Task directions - Only the line containing "Serialize everything readable" and the lines after it, up to the end of the listing, should be written out, each exactly as given.

Data extract -
+ + +
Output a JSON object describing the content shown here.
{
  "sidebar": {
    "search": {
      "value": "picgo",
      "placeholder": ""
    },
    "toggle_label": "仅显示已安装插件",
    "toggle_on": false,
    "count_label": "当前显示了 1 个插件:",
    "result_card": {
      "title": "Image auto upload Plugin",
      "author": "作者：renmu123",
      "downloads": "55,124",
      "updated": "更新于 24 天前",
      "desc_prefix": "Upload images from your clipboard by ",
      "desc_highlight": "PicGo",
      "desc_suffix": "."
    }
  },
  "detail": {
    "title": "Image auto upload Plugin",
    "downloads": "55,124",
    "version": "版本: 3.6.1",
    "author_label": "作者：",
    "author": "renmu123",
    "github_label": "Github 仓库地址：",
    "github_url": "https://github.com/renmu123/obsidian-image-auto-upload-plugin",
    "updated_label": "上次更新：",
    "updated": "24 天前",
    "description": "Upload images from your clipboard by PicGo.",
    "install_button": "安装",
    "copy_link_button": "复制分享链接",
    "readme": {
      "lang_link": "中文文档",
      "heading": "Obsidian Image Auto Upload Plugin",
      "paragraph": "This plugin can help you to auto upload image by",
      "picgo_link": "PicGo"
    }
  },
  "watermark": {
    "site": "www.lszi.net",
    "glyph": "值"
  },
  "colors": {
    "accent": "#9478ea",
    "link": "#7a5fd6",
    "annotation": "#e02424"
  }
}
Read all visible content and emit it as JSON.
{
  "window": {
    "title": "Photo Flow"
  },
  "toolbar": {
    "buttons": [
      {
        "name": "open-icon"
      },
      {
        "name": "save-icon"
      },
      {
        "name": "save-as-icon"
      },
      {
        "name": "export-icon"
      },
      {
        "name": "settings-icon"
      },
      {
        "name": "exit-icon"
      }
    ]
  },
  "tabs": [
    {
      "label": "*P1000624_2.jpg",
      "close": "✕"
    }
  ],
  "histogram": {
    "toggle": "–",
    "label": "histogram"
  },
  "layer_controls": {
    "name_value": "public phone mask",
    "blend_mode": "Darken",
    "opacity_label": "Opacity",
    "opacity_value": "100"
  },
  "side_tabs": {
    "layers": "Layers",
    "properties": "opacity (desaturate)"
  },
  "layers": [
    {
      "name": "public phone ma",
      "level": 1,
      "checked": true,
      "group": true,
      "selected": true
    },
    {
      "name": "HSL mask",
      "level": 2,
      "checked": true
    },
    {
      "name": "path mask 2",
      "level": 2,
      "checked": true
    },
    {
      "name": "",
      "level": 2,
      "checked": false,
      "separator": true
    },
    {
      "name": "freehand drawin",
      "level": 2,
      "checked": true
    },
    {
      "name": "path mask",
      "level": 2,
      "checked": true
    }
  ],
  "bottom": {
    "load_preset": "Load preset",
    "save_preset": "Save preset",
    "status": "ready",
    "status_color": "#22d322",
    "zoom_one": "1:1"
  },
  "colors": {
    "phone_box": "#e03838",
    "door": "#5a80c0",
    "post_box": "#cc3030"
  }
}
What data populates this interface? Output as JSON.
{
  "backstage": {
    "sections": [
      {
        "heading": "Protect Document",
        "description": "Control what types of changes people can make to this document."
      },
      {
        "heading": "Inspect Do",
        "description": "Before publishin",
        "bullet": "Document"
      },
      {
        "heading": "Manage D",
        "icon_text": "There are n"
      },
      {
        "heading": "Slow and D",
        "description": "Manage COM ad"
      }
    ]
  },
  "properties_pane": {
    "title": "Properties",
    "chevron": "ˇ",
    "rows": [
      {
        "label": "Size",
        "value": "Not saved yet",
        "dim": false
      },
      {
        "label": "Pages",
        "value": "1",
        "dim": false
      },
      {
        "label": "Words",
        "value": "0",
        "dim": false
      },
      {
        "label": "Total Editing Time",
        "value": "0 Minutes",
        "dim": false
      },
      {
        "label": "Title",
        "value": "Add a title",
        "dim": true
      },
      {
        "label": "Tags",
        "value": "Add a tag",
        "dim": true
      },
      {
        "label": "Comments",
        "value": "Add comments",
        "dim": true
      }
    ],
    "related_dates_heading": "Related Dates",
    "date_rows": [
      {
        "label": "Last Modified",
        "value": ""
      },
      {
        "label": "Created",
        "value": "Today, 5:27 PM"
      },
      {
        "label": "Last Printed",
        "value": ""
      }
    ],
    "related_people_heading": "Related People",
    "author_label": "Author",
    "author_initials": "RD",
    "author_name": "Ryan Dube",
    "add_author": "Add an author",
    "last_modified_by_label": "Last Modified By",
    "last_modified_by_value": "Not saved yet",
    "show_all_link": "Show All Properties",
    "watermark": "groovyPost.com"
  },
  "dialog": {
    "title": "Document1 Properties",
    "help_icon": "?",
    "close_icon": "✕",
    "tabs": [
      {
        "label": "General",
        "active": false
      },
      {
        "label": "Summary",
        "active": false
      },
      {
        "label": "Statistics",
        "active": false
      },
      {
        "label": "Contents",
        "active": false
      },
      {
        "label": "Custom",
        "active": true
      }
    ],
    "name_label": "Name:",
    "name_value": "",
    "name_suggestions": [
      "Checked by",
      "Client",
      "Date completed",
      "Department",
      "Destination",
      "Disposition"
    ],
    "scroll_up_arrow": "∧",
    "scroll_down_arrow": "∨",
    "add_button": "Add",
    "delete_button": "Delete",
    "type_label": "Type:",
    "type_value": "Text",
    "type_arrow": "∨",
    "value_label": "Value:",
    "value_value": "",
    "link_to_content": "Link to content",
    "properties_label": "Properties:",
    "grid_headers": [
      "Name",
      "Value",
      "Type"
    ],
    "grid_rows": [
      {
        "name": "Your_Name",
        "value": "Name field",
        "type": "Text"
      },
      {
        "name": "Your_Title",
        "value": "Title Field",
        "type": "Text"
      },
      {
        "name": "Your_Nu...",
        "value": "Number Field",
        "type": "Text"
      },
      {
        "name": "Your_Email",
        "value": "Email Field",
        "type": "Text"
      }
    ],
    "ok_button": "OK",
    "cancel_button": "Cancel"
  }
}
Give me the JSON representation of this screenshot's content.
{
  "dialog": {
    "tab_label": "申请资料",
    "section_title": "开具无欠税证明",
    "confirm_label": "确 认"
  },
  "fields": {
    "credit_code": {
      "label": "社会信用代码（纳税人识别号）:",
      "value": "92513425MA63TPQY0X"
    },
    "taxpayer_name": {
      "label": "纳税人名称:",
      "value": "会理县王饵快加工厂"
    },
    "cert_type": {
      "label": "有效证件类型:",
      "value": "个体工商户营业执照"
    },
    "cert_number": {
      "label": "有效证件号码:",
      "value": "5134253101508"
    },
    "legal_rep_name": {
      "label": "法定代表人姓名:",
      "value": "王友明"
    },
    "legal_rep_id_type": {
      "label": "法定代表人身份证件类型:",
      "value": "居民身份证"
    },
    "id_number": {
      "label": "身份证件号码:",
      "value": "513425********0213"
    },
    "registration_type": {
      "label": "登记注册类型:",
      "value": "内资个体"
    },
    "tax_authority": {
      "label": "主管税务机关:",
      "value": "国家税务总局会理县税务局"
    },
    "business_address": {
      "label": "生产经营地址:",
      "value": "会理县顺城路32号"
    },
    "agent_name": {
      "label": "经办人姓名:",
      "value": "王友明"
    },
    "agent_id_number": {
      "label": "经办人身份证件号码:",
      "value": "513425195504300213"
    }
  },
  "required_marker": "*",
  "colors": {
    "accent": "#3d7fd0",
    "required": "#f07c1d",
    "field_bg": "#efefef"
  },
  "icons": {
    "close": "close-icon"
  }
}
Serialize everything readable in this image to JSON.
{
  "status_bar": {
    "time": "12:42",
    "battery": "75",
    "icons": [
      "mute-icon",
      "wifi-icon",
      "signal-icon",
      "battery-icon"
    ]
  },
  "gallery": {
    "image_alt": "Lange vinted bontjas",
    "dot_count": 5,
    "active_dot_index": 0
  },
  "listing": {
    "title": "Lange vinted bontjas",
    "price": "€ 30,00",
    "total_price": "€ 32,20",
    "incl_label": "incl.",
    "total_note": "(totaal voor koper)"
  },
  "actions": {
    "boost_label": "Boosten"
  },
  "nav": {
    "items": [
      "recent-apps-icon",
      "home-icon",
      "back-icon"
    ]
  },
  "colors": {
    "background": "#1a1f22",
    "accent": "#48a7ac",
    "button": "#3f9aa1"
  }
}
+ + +
Solution to this exercise -
Serialize everything readable in this image to JSON.
{
  "status_bar": {
    "time": "12:42",
    "battery": "75",
    "icons": [
      "mute-icon",
      "wifi-icon",
      "signal-icon",
      "battery-icon"
    ]
  },
  "gallery": {
    "image_alt": "Lange vinted bontjas",
    "dot_count": 5,
    "active_dot_index": 0
  },
  "listing": {
    "title": "Lange vinted bontjas",
    "price": "€ 30,00",
    "total_price": "€ 32,20",
    "incl_label": "incl.",
    "total_note": "(totaal voor koper)"
  },
  "actions": {
    "boost_label": "Boosten"
  },
  "nav": {
    "items": [
      "recent-apps-icon",
      "home-icon",
      "back-icon"
    ]
  },
  "colors": {
    "background": "#1a1f22",
    "accent": "#48a7ac",
    "button": "#3f9aa1"
  }
}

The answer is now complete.